She was one of the Modernists, a group of writers who sought to revolutionize the functions of grammar and prose, and a bunch of whom all moved to Paris and ended up knowing each other. My American Literature class and I studied their capstones: Fitzgerald’s The Great Gatsby, Hemingway’s The Sun Also Rises, Pound’s “In a Station of the Metro,” Williams’ “The Red Wheelbarrow.” I was mind-blown. These masterworks taught me that good literature can enchant and entertain in the same way that good movies do.
Then we read Gertrude Stein’s Tender Buttons. And I did not like it. I thought it was a dumb book and that Stein must have just been a historical accident, who only got studied because she had powerful friends. I quickly dismissed her as just another of the “crazy modernist lesbians.” (I am sorry to say that in high school I was not very nice.)
But Gertrude Stein kept coming back. The more I learned about Hemingway and Fitzgerald and Pound, the more her influence on them kept getting emphasized. She read their books and helped edit them. She probably edited The Sun Also Rises! Hemingway asked her to be his son’s godmother!
So when my professor assigned Tender Buttons for last week’s reading, I figured I might enjoy it this time around. But I was taken straight back to junior year when I got to this paragraph:
Book was there, it was there. Book was there. Stop it, stop it, it was a cleaner, a wet cleaner and it was not where it was wet, it was not high, it was directly placed back, not back again, back it was returned, it was needless, it put a bank, a bank when, a bank care.
(That paragraph is even more fun if you read it out loud.) Was I missing something? Did anyone else find this paragraph to be absolutely bananas? Were there people out there who would pay money for this kind of stuff? And even if there were, why are we studying it? Literature like this, though it often has critical and influential value, is simply not what I enjoy reading. I gravitate towards works of connection–ones where you feel like you’re there with the author, having a conversation. Rather than that sense of synchronization, Tender Buttons gives me the feeling I’m being largely ignored.
Next to Tender Buttons, though, in our anthology, was a small biography of Stein, and a picture, taken by Man Ray in 1922. In it, Gertrude Stein sits on the right, next to a portrait painted by Pablo Picasso. Of herself.
A lot of cool things converge in the picture. First, the obvious joke: Gertrude Stein is in a picture with herself. Because the image on the left is a painting, it seems like it should just be part of the backdrop of the photograph. But Stein is her own background, and Ray has positioned them to sit facing each other, as though they have just stopped a conversation with themselves in order to look at the camera.

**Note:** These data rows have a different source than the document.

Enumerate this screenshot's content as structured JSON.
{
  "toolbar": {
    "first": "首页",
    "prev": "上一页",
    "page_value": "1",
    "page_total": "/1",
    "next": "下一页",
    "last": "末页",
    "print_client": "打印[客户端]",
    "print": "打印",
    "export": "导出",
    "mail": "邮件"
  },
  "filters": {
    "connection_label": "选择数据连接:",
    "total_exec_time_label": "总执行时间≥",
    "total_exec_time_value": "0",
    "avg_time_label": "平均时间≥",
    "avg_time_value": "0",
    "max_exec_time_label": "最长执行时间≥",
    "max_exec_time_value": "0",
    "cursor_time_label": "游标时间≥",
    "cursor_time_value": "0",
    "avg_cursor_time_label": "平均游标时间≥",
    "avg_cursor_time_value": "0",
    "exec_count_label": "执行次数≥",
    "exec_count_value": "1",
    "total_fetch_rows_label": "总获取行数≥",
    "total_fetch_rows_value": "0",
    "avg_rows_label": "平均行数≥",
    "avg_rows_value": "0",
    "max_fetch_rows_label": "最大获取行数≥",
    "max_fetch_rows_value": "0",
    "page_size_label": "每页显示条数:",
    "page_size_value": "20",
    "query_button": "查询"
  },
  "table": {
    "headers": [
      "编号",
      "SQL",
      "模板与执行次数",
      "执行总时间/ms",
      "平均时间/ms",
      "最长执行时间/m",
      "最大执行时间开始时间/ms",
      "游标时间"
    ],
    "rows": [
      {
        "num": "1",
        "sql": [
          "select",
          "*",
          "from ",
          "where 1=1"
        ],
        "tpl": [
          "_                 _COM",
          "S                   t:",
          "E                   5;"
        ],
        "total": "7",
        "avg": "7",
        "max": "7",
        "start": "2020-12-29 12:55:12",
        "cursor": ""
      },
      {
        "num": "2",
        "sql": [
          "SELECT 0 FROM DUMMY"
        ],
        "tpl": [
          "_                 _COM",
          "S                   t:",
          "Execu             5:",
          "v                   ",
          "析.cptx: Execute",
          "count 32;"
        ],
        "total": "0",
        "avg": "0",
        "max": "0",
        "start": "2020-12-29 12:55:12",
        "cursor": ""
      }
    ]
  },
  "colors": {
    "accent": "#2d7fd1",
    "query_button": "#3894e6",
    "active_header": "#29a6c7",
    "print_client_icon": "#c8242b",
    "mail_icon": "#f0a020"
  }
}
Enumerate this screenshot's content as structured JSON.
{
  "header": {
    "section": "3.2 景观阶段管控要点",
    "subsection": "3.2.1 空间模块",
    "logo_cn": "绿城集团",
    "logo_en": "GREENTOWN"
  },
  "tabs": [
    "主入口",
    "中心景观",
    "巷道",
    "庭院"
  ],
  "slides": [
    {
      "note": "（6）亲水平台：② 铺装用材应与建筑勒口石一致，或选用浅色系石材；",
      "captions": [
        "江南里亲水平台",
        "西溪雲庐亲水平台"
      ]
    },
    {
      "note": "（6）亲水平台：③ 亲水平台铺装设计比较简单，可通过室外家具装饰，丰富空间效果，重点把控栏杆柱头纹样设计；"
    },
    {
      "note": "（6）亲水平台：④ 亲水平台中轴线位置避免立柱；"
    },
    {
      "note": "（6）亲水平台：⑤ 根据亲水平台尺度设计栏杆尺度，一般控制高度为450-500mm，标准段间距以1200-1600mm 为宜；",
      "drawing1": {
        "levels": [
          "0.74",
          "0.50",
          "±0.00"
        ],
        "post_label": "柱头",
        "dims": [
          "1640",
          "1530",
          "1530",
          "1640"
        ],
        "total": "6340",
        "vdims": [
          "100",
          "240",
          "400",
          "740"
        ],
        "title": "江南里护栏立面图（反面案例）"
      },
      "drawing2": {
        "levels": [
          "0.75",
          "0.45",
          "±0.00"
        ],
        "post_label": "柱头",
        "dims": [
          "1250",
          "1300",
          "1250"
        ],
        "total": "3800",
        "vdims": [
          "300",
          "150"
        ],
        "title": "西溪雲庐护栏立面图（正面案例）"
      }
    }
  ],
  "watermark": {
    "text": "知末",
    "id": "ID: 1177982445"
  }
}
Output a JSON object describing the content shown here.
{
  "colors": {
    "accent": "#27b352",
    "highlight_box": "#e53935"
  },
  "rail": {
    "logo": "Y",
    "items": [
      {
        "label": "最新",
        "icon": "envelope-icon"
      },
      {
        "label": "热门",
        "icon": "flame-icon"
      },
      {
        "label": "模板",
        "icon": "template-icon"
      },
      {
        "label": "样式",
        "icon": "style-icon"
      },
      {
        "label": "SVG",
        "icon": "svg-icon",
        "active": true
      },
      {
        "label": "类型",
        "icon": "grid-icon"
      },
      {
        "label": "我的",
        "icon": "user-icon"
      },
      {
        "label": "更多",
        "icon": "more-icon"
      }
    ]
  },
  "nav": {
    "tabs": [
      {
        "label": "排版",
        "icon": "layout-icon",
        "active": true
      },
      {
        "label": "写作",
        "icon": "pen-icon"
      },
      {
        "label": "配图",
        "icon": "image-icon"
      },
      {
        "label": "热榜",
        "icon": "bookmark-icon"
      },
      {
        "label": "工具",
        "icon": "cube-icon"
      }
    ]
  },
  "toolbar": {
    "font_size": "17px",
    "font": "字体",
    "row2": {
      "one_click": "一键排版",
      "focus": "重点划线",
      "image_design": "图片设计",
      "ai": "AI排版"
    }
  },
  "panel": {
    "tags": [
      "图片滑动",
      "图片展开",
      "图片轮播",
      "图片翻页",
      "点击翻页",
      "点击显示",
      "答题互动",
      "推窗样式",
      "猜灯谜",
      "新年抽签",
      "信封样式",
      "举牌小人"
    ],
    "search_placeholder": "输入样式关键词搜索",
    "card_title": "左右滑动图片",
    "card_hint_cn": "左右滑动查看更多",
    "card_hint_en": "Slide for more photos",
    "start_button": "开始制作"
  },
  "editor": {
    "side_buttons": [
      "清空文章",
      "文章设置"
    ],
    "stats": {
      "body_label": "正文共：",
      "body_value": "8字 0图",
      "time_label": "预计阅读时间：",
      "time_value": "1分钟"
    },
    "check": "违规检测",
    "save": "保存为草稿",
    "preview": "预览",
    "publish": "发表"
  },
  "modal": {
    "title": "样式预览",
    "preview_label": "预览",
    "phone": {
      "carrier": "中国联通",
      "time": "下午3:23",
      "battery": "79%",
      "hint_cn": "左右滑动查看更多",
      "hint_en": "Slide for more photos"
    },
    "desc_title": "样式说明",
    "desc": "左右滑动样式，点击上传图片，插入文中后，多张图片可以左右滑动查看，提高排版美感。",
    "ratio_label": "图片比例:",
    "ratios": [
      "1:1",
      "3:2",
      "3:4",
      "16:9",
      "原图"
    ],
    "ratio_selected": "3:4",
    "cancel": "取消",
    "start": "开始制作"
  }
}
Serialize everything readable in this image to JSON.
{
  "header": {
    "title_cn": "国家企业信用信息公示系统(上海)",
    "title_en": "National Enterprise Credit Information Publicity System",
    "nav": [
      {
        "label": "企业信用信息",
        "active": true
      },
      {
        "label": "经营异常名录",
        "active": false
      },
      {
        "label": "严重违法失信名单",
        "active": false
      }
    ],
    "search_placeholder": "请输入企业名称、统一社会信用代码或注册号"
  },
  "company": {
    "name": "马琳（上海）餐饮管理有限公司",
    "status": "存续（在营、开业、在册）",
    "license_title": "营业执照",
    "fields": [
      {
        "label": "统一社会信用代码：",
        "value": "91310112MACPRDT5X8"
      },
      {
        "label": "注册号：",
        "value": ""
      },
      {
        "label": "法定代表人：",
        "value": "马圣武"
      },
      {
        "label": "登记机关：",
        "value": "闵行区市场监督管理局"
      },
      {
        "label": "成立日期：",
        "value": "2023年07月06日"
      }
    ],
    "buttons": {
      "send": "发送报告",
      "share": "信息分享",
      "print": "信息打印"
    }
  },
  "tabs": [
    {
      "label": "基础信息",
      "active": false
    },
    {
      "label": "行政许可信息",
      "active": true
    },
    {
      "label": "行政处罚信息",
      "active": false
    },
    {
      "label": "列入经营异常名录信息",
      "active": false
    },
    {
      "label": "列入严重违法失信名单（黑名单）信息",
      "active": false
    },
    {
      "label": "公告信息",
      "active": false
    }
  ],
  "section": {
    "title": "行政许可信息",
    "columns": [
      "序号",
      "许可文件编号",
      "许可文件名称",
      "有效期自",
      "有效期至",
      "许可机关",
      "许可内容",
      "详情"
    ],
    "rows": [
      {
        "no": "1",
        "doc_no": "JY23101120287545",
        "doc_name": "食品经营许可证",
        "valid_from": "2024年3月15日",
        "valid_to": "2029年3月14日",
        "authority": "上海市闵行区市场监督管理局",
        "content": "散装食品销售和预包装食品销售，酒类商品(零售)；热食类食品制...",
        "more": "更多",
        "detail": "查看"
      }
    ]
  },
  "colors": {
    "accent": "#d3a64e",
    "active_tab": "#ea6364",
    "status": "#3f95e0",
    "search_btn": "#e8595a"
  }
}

Then there’s the comment on the artistic moment. Picasso experimented with cubism and surrealism, which attempted to paint the heart of the thing, not necessarily how it appeared visually. His vision of Stein has an unnaturally geometric, oval head, and her eyes are two different sizes. Her face is lean and young, while Stein’s is full and weathered. But regardless of those differences, the resemblance between both Gertrudes is spot-on. The painted work sustains all of Stein’s dignity: her tightly-kept hair, her round, inviting back, and her soft, quiet hands. When people complained to Picasso that Stein did not look like her portrait, he responded, “She will.”
Still, though, something about the photograph is inexplicable. How did Stein feel when she got to see her own portrait? What thoughts ran through her head while Ray took this picture? She got to see herself as the Modernists saw her, and that floors me with jealousy. What would I have looked like to a Cubist? How would Picasso have painted me? What would Hemingway have thought of my notes?
You can picture them all standing there, behind the lens of the camera— Fitzgerald and Pound and Matisse and Hemingway and all of them—watching and smiling. The face of the painted Stein is curious and sly, like she knows the joke that’s going on but doesn’t want to talk about it. But the real Stein has a face of gravity. She knows the joke too, and she knows how important her group is. She knows what Hemingway’s next book is going to be about, and she knows the world of World War I. She knows that her book is crazy. She knows the artist’s burden, to create good art in the shadow of her predecessors. She knows what Hawthorne and Emerson and Rachmaninoff and Cervantes and Caravaggio and Shakespeare and Chaucer and Moses all knew. She knows Picasso. She knows what’s next.